YOUR GOAL -> Could you please retype all of the data below exactly?

DATA EXTRACT ->

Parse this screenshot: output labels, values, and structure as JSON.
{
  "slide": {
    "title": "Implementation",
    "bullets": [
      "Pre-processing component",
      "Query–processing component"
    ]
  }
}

TASK ANSWER ->
Parse this screenshot: output labels, values, and structure as JSON.
{
  "slide": {
    "title": "Implementation",
    "bullets": [
      "Pre-processing component",
      "Query–processing component"
    ]
  }
}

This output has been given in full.